The world’s 11th-most cited scientific journal is highlighting findings by a Hollins faculty member that controlled burning could be an effective tool in battling tick-borne pathogens.
Scientific Reports, an open-access publication featuring original research from across all areas of the natural and clinical sciences, has published “Frequent Prescribed Fires Can Reduce Risk of Tick-borne Diseases,” whose lead author is Assistant Professor of Biology and Environmental Studies Elizabeth Gleim.
A previous two-year study by Gleim and her fellow researchers determined that tick populations were substantially lowered where long-term prescribed fires, “an especially common and necessary land management practice in fire-dependent ecosystems such as open pine forests, grasslands, and fire-maintained wetlands,” were employed.

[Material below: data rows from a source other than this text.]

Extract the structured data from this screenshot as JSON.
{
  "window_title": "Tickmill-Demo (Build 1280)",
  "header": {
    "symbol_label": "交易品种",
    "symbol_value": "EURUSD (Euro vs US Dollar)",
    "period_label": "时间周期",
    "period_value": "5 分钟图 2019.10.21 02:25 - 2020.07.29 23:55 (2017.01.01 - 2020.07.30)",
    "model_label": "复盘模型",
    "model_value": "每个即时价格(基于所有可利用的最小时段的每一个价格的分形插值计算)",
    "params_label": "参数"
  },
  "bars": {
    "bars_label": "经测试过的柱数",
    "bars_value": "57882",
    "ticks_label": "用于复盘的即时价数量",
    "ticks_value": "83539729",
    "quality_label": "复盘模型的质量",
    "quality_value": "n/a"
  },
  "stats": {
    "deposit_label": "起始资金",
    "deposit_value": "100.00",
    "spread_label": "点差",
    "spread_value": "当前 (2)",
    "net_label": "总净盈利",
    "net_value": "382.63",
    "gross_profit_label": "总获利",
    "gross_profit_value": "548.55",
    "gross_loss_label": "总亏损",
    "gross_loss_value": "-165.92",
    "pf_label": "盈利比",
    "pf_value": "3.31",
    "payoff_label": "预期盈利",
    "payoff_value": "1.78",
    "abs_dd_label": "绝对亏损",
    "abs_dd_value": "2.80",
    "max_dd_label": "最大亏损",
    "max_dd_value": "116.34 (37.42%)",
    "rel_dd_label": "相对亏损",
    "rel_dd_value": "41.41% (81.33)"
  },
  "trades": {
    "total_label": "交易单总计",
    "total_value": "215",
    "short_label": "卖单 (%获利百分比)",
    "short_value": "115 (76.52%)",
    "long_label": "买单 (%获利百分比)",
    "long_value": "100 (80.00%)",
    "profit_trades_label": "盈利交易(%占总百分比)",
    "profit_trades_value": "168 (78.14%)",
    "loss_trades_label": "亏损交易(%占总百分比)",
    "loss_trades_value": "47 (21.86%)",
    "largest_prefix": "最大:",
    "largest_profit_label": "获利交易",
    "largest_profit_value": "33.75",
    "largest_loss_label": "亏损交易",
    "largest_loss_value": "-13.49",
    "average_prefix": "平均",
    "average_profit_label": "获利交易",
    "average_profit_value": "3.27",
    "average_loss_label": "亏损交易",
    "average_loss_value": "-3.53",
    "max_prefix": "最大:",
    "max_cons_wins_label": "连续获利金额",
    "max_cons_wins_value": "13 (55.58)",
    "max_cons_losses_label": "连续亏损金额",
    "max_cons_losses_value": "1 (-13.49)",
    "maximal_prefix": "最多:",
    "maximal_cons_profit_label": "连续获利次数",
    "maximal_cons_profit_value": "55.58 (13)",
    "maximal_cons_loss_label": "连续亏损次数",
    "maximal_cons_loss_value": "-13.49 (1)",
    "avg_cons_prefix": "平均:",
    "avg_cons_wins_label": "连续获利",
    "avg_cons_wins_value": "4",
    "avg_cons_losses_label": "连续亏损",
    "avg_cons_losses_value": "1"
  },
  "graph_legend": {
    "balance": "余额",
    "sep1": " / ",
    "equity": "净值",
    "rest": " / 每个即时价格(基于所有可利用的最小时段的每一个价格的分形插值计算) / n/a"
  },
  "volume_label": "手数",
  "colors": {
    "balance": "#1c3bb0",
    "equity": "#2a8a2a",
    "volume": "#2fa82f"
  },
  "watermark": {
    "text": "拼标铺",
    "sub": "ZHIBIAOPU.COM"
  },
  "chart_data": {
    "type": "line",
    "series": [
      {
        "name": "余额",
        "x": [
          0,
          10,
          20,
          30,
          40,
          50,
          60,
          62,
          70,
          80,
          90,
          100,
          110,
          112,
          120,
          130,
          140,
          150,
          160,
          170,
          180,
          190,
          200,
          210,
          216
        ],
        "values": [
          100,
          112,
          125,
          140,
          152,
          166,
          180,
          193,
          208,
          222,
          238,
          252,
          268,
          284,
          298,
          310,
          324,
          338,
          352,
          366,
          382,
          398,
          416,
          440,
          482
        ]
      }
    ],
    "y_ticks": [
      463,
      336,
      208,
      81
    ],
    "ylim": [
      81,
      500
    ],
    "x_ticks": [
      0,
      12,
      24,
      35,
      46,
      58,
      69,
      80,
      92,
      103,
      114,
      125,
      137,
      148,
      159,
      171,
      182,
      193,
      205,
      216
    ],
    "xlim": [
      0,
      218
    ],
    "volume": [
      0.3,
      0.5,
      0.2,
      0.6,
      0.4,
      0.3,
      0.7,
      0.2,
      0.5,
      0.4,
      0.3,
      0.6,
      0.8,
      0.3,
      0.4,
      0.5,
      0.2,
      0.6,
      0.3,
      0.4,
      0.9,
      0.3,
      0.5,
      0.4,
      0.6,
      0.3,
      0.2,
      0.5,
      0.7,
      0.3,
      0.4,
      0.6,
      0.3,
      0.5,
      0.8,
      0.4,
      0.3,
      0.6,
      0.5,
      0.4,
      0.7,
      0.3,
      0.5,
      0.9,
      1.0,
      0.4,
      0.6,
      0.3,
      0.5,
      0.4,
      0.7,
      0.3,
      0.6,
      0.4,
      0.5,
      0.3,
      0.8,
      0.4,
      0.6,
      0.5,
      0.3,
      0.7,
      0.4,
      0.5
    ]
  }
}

“In the current study,” Gleim’s report states, “these ticks were tested for pathogens to more directly investigate the impacts of long-term prescribed burning on human disease risk….The incidence of these tick-borne diseases has increased in the past several decades and several new pathogens have emerged….Thus, the need to find cost-effective, practical approaches to reducing tick-borne disease risk is more important than ever.
“To follow up on our finding that long-term prescribed fire significantly reduced tick abundance,” the report continues, “the current study tested the ticks collected in that previous study for common tick-borne pathogens to investigate how prescribed fire may affect pathogen dynamics.”
Gleim and her team performed the first-ever major survey of tick-borne pathogens in southwestern Georgia and northwestern Florida. The results offer “exciting implications for public health as it appears that prescribed fire, when performed on a regular basis, significantly reduces encounter rates with ticks infected with pathogenic bacteria.” Reductions in tick populations were sustained rather than temporary “through regular, long-term prescribed fires [that] resulted in a drier microclimate at ground-level….”
While the results of the study are encouraging, Gleim concludes with a couple of caveats. “Because all of our burned sites had been burned on a regular basis for a minimum of ten years, further research needs to occur to determine how long regular burns would have to occur in order to achieve the results observed in this study. Additionally, the particular habitat and microclimatic conditions that are required for the results observed in this study seem to imply that the ability of fire to reduce tick populations and disease risk may vary depending on ecosystem-type and the management objectives of the prescribed fire.
“Thus, similar studies need to be conducted in different ecosystems and regions of the country to determine whether long-term prescribed burning could have effects similar to those observed in the current study on different pathogens and/or within different ecosystems.”
Scientific Reports received more than 300,000 citations in 2018 and garners widespread attention in policy documents and the media. It is part of Nature Research, a family of journals that includes Nature, the leading international weekly journal of science first published in 1869.